It was just before midnight on July 11 when Alex McDuffie, a South Florida Water Management District python removal contractor, stumbled upon a nest of hatched and unhatched eggs.
FWC photo of eggs found in Burmese python nest
McDuffie was bagging a small python and noticed it appeared freshly hatched. That’s when he found the first nest. He called Officer Rubenstein, and they began rounding up snakes.
They found a female Burmese python on a nest with 23 unhatched eggs and 18 python hatchlings. Nearby, they found a separate, empty nest site.
McDuffie decided to go back the next night to make sure the area was clear of pythons.
McDuffie was able to remove a second breeding female, which measured 17 feet, 6 inches long.
FWC photo of McDuffie with second large python
FWC said the snakes and unhatched eggs were being turned over to Big Cypress National Preserve.
About invasive Burmese pythons, from FWC:
Burmese pythons are not native to Florida and negatively impact native species. They are found primarily in and around the Everglades ecosystem in south Florida where they prey on birds, mammals and other reptiles. A female Burmese python can lay 50 to 100 eggs at a time.
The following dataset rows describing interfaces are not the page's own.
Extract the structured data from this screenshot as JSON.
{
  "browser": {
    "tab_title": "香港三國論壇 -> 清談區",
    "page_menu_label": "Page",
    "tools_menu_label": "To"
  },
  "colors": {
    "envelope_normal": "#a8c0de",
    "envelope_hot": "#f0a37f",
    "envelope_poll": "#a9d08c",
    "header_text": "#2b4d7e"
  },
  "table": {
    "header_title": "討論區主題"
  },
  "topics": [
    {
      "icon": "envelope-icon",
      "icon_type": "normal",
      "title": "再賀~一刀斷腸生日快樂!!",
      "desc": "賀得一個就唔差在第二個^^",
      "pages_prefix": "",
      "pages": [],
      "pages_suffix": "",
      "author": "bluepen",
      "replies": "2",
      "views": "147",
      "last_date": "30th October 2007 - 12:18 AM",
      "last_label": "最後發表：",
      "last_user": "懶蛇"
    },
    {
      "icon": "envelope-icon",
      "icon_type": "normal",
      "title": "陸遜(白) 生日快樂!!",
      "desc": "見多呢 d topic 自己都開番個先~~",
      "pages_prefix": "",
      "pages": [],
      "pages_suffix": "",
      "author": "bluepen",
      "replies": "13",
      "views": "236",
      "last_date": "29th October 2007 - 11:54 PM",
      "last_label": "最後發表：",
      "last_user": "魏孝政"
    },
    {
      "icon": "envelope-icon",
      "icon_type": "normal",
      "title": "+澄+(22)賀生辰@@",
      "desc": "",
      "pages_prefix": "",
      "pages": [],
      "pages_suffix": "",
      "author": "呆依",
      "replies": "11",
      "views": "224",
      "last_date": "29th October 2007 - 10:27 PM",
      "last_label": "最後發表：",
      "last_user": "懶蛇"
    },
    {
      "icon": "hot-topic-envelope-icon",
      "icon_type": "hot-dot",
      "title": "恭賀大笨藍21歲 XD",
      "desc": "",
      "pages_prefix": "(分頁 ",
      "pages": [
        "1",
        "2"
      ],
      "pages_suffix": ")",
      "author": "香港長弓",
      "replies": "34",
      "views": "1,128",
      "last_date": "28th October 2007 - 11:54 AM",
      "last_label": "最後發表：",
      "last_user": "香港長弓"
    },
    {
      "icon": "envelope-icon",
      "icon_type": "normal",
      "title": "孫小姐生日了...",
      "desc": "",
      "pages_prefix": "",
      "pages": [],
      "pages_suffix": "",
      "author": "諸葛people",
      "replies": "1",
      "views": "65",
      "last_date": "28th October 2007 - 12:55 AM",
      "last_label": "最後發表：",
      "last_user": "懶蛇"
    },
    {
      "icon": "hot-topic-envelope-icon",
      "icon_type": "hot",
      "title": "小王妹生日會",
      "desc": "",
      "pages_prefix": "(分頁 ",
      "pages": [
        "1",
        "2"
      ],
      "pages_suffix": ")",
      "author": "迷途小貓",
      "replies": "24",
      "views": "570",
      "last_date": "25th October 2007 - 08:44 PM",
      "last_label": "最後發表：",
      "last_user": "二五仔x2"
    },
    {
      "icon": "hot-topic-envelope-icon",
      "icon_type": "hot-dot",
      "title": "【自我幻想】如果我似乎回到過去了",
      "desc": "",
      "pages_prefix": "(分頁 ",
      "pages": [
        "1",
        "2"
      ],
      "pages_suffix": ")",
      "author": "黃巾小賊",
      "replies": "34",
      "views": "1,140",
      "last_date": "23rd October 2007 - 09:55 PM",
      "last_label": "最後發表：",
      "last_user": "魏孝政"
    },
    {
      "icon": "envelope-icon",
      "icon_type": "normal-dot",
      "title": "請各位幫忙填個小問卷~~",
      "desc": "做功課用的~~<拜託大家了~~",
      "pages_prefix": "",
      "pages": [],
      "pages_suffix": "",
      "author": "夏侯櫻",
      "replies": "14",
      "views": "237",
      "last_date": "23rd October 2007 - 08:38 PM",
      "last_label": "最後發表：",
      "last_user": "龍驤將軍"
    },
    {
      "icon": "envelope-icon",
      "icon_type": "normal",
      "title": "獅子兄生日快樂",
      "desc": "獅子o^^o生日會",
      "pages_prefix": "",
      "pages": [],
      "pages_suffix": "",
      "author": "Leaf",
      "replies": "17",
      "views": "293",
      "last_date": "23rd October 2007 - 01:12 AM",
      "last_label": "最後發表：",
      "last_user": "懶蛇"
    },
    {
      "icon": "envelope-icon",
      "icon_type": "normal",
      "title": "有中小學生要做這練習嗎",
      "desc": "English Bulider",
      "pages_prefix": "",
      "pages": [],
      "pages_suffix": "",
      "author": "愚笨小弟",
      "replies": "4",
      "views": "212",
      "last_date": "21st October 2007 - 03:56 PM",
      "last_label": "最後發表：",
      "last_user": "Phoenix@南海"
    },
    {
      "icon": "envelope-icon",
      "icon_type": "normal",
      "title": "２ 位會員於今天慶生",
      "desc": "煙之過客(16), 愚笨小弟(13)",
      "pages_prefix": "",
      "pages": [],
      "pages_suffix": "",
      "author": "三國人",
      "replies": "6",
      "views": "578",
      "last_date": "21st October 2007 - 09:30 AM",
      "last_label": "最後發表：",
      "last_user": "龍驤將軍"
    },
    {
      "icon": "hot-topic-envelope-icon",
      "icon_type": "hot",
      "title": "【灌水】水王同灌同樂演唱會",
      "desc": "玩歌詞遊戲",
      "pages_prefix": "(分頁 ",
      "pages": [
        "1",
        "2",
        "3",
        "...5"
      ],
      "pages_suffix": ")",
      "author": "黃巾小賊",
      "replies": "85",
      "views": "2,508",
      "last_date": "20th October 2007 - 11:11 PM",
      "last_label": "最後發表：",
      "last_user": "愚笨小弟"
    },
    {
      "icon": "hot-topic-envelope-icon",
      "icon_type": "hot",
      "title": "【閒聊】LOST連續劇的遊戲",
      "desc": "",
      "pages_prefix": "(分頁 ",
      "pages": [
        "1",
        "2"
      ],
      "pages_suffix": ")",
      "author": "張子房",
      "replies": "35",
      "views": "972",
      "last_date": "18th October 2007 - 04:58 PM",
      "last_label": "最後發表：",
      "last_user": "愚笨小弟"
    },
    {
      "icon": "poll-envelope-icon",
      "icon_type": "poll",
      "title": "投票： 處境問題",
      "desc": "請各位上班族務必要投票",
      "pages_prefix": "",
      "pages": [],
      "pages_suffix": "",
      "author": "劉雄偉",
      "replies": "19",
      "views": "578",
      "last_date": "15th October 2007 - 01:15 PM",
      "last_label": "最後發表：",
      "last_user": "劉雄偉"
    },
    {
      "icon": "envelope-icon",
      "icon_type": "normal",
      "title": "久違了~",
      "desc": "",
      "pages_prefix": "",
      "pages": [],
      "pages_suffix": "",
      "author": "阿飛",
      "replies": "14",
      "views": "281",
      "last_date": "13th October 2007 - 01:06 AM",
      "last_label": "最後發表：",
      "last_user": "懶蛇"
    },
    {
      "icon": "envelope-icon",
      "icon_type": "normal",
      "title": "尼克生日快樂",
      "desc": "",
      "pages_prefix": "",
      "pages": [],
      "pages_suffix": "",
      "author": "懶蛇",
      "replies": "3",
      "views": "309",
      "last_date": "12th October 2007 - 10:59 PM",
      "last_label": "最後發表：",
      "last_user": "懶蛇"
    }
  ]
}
More than 16,000 Burmese pythons have been removed since 2000. For more information on Burmese pythons, visit MyFWC.com/Python.